THE TREATMENT DECEMBER 14, 2009
Politico's Carrie Budoff Brown is reporting that the White House is encouraging Senate Majority Leader Harry Reid to cut a deal with Joe Lieberman.
The White House is denying the report, in fairly strong terms: "The White House is not pushing Senator Reid in any direction," spokesman Dan Pfeiffer says. "We are working hand in hand with the Senate Leadership to work through the various issues and pass health reform as soon as possible."
But one of TNR's Capitol Hill sources is saying the same thing that Politico's is. According to the source, the message came directly from Chief of Staff Rahm Emanuel: Lose the Medicare buy-in, reach an accommodation with Lieberman, and pass legislation as soon as possible.
According to Politico, Reid, frustrated with Lieberman's antics, is inclined to wait at least until the Congressional Budget Office delivers its formal cost estimate, most likely in the next two days.
What's really going on here? Who knows.
But many disillusioned liberals have come to the conclusion the president doesn't care as much about the public option as they do. And that seems to be the case, regardless of this report's veracity.
While Obama has consistently supported the idea in principle, at times touting it when he could easily have buried it, he's also made clear that he doesn't see it as the centerpiece of reform. It has not, by any reckoning, been a major focus of his administration's lobbying of Capitol Hill.
Still, it's not clear that more presidential pressure would have brought us to a different place politically. As several of my friends and colleagues have pointed out today, Lieberman's opposition to the public option seems to reflect a determination to oppose--and, if at all possible, destroy--whatever elements of reform liberals hold most dear. Meanwhile, three other potential supporters--Susan Collins, Ben Nelson, and Olympia Snowe--have their own problems with the Medicare buy-in and, more generally, the public option. This is despite polls showing the voters in states for three of the members support the public option and do so strongl.

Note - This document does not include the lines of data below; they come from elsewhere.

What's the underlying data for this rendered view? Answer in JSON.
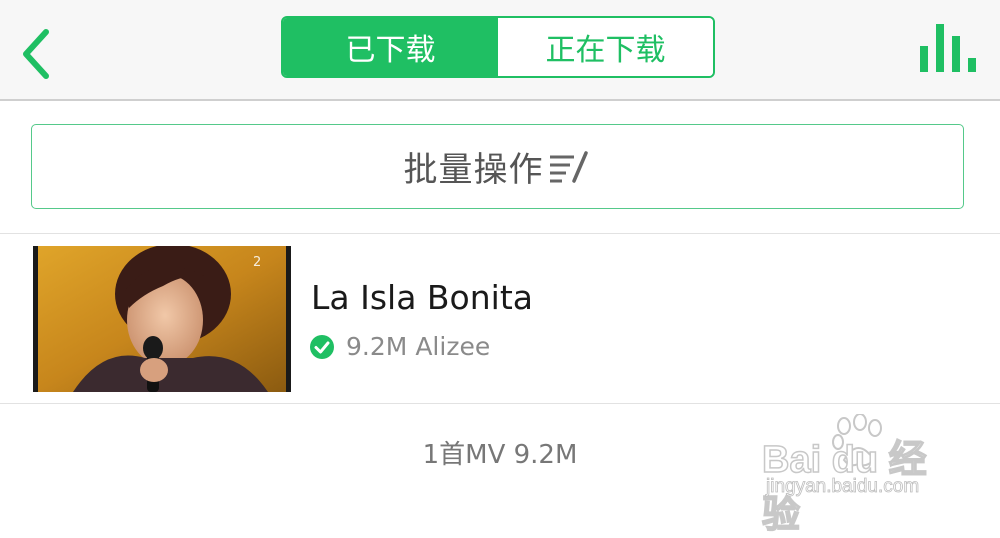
{
  "header": {
    "tabs": [
      {
        "label": "已下载",
        "active": true
      },
      {
        "label": "正在下载",
        "active": false
      }
    ],
    "back_icon": "chevron-left-icon",
    "menu_icon": "bars-icon"
  },
  "batch": {
    "label": "批量操作",
    "icon": "list-edit-icon"
  },
  "items": [
    {
      "title": "La Isla Bonita",
      "size": "9.2M",
      "artist": "Alizee",
      "status_icon": "check-circle-icon"
    }
  ],
  "footer": {
    "summary": "1首MV 9.2M"
  },
  "watermark": {
    "brand": "Bai du 经验",
    "site": "jingyan.baidu.com"
  },
  "colors": {
    "accent": "#1fbf63",
    "header_bg": "#f7f7f7",
    "text_primary": "#1a1a1a",
    "text_secondary": "#8a8a8a"
  }
}
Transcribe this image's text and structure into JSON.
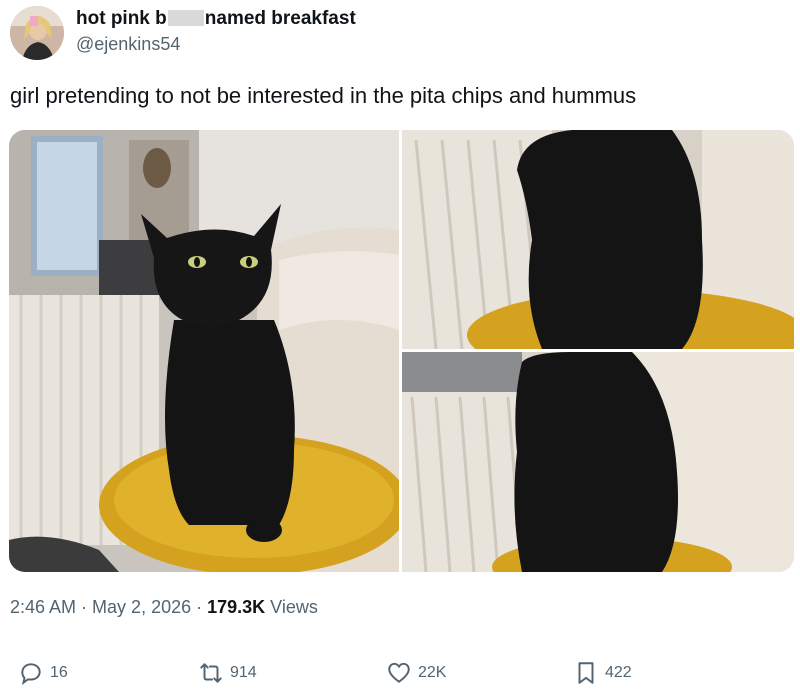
{
  "author": {
    "name_part1": "hot pink b",
    "name_part2": "named breakfast",
    "handle": "@ejenkins54"
  },
  "tweet": {
    "text": "girl pretending to not be interested in the pita chips and hummus"
  },
  "meta": {
    "time": "2:46 AM",
    "date": "May 2, 2026",
    "views_count": "179.3K",
    "views_label": "Views"
  },
  "actions": {
    "replies": "16",
    "retweets": "914",
    "likes": "22K",
    "bookmarks": "422"
  },
  "icons": {
    "reply": "reply-icon",
    "retweet": "retweet-icon",
    "like": "heart-icon",
    "bookmark": "bookmark-icon"
  },
  "colors": {
    "text": "#0f1419",
    "secondary": "#536471",
    "pillow_yellow": "#d4a21f"
  }
}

The threat of a filibuster means it takes 60 votes to pass legislation. Without two of Collins, Lieberman, Nelson, and Snowe, Reid simply can't get to 60.

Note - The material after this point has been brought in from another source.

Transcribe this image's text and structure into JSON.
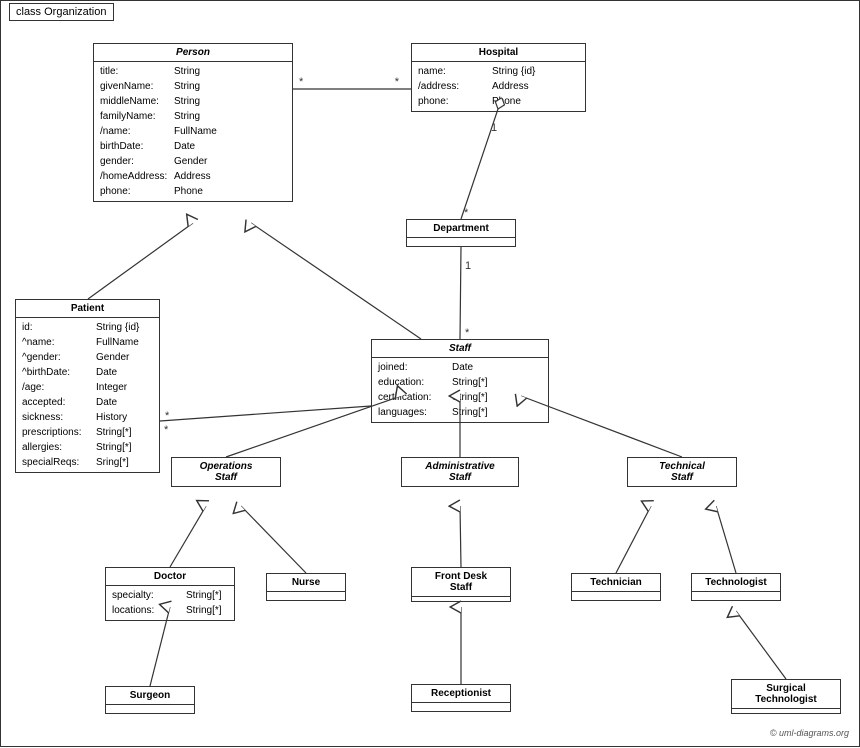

Why not try to pass reform, or just the public option, through the reconciliation process, in which a minority of senators don't have the power to block a vote? Why not reach out to Collins, Nelson, and Snowe, somehow accommodate two of them, and then tell Lieberman where he can stick his filibuster? Those are perfectly reasonable questions.
But don't underestimate the impact time may be having on strategic calculus at the White House. Negotiating a new deal would mean adding days, at least, to the process. Every extra day the health care debate continues is an day spent wrangling with the Liebermans of the world, rather than talking about, say, jobs. That's probably not good for health care reform or the administration's broader agenda.